With all the negative connotations surrounding ‘helicopter parenting’ that we hear in the news, and with my heightened alert to it having an only child (and desperately NOT trying to hover… damn, it’s hard!), I get why no one talks about this anxiety over a child dying.
I feel like because I have seen five out of six of my pregnancies not end in a healthy child, that this might be my ‘normal’.
However, I sincerely, SERIOUSLY hope it isn’t.
This feeling of not being in control doesn’t feel right, I’m not going to lie.
I feel like I should be able to let my daughter spread her wings (and I do, trust me) without biting the inside of my cheek as I smile while watching her being her dare-devil self.
The irony is that while I’m filled with fear and worry, she is a kid who we affectionately call a ‘hold-my-beer’ child.

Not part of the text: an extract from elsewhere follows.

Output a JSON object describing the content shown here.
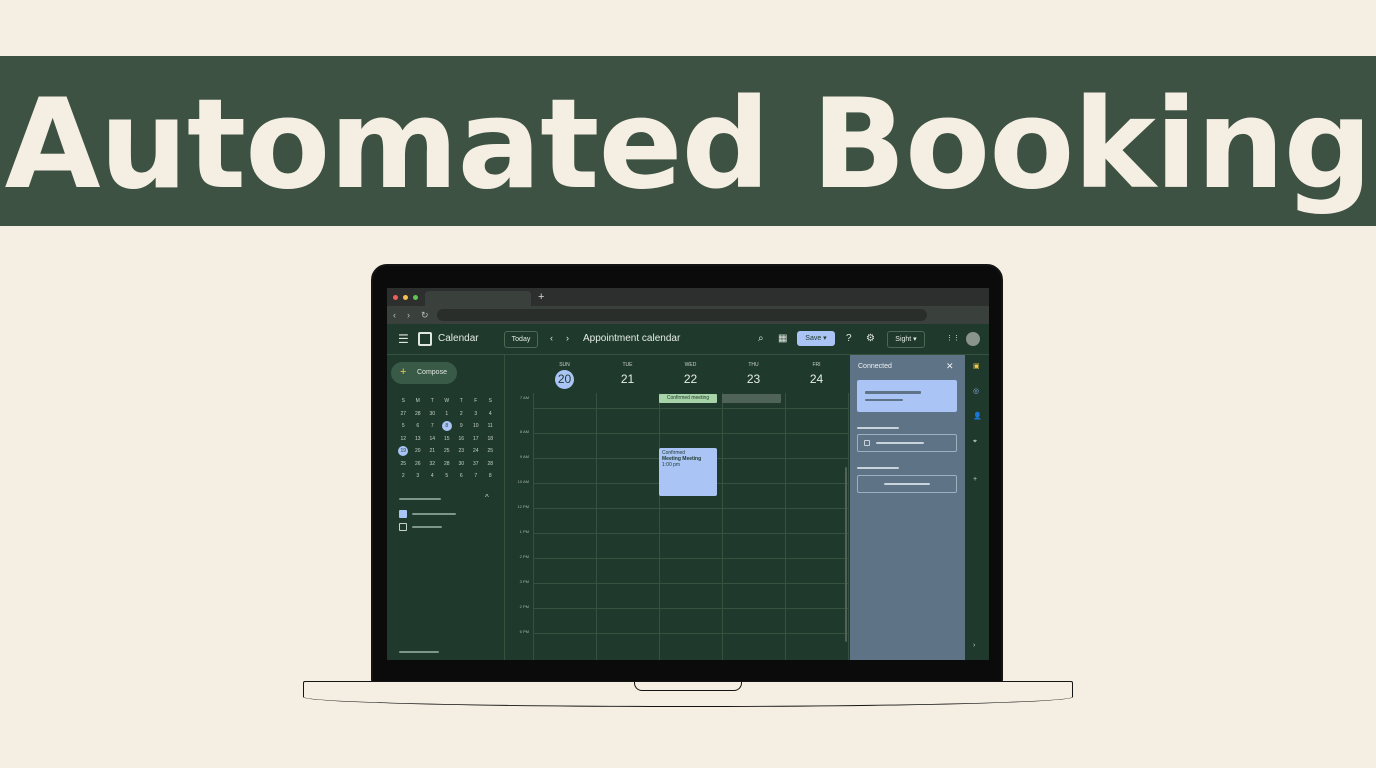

She’s constantly doing things that seem designed only to see how high she can get my blood pressure.
People, this kid tried to sweet talk her way into being allowed to bungee jump at the high-ropes course she did this summer… at age 7!!
She and her big cousin are already making plans to sky-dive on my daughter’s 16 birthday.
God help me when she does get her driver’s license because she’s all about speed.
My psychologist, Brad, and I talk about this whole parenting thing a lot.
Especially as to how the trauma people go through alters their parenting and how not to let it dominate.
It is DAMN HARD to try and turn off my ‘panic button.’
I feel like most days I’m fighting through it and winning, but on days like today, there is not enough chocolate ice-cream in the world to make this better.
I accept that, try to keep myself occupied and smile and wave as they leave. Inside though, I am a wreck.
One person said this on Facebook, and it resonated with me:
“I do think I feel more anxiety in motherhood than I did prior to pregnancy loss and secondary infertility. It’s that feeling of the ‘I never thought this would happen to me’ situations becoming your reality again and again, and you realize that human life is not a guarantee, bad things happen to *ME*, and then the panic can set in.
I’ve gone through it in waves over the past couple of years. I might have an anxious day here or there now, rather than it being a constant.”
I have no pat answers for how to combat this.
I know that some people chose therapy, medication, yoga, running, knitting…or writing.
Whatever you choose, if you choose at all, the only thing I can say is Well Done You for even acknowledging that you know this about yourself, that you do worry about losing your child(ren).
And please, remember you aren’t alone.
Infertility and loss can change us in very profound ways, least of which is how we parent any child(ren) who may come along.
Photo by Hailey Kean on Unsplash
Jill Kawchak is the proud mama to one truly amazing daughter, the wife of a good man, and a companion of a very troublesome Labrador retriever. Her days are spent homeschooling from the shadow of the Rocky Mountains in Cochrane, Alberta, where her daughter constantly begs to go exploring. She had always wanted to be a mother and started TTC just after her wedding in 2006. Jill has been diagnosed with PCOS, and was told motherhood would be a difficult goal to attain, but after 3.5 years of infertility with one early loss, the clouds parted, and the sunshine that was a little girl with blue eyes and brown curls broke through. However, in the years since her daughter arrived, there have been another 4 early losses. After *much* debate, angst and tears, Jill and her husband, Mark, have decided to end their fertility journey and are now focused on ‘what comes next’. She writes to keep sane, and support those who are also experiencing infertility and baby loss.